They called the gathering #getorganizedbk. The idea was to split up into small working groups, each of which would take on specific organizing tasks. Lander’s staff recruited facilitators to get the groups going, then gave them training. It’s been enough to launch some of the working groups into serious, self-sufficient activist entities.
Liat Olenick, a member of a working group focused on opposing Trump’s appointments, said that she’s now working four to six hours a day on the working group’s business.
“It was just a structure that was really empowering, and really allowed a lot of actions to happen,” she said.
The autonomy of the groups has created a bit of a pickle for Lander. While he’s a sort of “organizer in chief” of the whole apparatus, as one speaker called him at the February gathering, he has no actual control over what the working groups do. So when some of them get involved in things like pickets outside the Park Slope home of Sen. Chuck Schumer, it can get a bit awkward.
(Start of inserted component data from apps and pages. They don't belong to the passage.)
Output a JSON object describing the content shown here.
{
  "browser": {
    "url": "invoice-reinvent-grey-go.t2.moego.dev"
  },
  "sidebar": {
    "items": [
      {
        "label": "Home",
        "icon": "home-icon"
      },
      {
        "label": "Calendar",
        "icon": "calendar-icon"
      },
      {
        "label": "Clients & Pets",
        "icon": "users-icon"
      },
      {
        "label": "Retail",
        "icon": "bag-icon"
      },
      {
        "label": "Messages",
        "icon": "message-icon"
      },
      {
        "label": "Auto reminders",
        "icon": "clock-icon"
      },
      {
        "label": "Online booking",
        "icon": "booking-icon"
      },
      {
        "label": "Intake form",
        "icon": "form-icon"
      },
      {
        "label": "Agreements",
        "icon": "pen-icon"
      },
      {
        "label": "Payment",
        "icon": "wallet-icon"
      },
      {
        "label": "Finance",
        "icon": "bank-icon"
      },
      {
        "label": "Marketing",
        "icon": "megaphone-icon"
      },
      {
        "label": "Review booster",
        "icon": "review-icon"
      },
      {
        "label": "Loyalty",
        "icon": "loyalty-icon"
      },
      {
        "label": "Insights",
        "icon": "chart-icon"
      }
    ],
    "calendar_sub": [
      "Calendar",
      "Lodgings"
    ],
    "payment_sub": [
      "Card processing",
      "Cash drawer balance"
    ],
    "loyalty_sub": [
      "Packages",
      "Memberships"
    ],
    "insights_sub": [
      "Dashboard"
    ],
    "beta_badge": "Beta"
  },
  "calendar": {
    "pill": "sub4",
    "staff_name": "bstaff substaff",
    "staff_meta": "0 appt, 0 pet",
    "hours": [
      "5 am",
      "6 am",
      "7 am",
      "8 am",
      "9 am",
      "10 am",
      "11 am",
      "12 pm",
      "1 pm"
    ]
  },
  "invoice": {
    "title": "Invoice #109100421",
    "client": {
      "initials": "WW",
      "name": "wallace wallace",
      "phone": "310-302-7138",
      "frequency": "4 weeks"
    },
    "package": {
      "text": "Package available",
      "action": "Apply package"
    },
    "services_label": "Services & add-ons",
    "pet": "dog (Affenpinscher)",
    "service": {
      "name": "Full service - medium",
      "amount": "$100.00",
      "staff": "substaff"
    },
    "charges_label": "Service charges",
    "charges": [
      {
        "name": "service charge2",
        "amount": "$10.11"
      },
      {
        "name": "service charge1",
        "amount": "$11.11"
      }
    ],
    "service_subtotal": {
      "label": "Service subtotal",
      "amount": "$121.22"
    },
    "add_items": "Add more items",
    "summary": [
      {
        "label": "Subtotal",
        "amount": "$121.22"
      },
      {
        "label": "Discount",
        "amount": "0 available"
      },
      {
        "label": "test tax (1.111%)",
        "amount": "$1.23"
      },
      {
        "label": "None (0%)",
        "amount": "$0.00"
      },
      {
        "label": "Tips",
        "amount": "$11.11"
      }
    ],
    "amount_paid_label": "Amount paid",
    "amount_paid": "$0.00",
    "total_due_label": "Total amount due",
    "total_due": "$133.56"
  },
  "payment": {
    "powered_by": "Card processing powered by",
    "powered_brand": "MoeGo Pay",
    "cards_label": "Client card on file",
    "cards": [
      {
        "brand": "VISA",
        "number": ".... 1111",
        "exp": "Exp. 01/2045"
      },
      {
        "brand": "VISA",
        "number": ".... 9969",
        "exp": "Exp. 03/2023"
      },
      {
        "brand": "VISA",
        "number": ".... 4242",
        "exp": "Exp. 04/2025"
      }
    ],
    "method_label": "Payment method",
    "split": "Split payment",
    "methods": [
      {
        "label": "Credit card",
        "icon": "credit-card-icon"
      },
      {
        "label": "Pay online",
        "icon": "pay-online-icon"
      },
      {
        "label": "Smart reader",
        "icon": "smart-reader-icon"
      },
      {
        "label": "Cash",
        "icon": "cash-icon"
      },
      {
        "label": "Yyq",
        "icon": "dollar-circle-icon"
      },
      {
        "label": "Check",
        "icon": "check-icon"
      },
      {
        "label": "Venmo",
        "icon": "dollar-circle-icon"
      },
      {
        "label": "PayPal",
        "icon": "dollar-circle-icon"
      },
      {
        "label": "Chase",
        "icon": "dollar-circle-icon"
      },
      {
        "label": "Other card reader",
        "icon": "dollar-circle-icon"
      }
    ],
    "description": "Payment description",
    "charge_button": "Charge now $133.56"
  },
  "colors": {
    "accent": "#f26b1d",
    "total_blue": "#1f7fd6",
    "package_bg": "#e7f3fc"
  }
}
Schumer is, after all, one of the most powerful Democrats in the state. And even though he’s signaled repeatedly that he doesn’t necessarily mind the protests, it can still be uncomfortable to be seen as abetting an attack on the minority leader.
Speaking publicly at the February #getorganizedbk gathering, Lander referred to the Schumer protests coyly, calling them “one of the rallies that’s just a block or two from here.”
Still, when pressed he didn’t back away from the tactic of putting pressure on the minority leader. “Risky times for all of us,” he said. “For me, I feel like it’s better to try to lean into being part of this activism than to worry about what the implications are.”
Back outside the synagogue that Monday night in February, Lander jammed his car into a parking spot near the door, hopped out and began thanking people for coming. He shook hands with people waiting on line, shook hands with the beat cops outside, shared a word with a staffer about overflow contingencies and went in.
All at once, Lander was in his element. He knew everyone, or at least everyone knew him. Someone asked about the mayor and Ellison dropping out. “Whatever,” Lander said. “It’s okay.” And the whole thing was forgotten.
Lander spoke at the end of the program, after a panel of immigrant organizers, and before attendees broke out into small groups to make protest plans.
“Organizing works,” Lander told the crowd, standing at the pulpit and sermonizing like a rabbi on Yom Kippur. “Resistance works. Not enough to blot out all that darkness, but sure enough to make a difference.”
It was just what Park Slope needed. The crowd roared.
Contact Josh Nathan-Kazis at [email protected]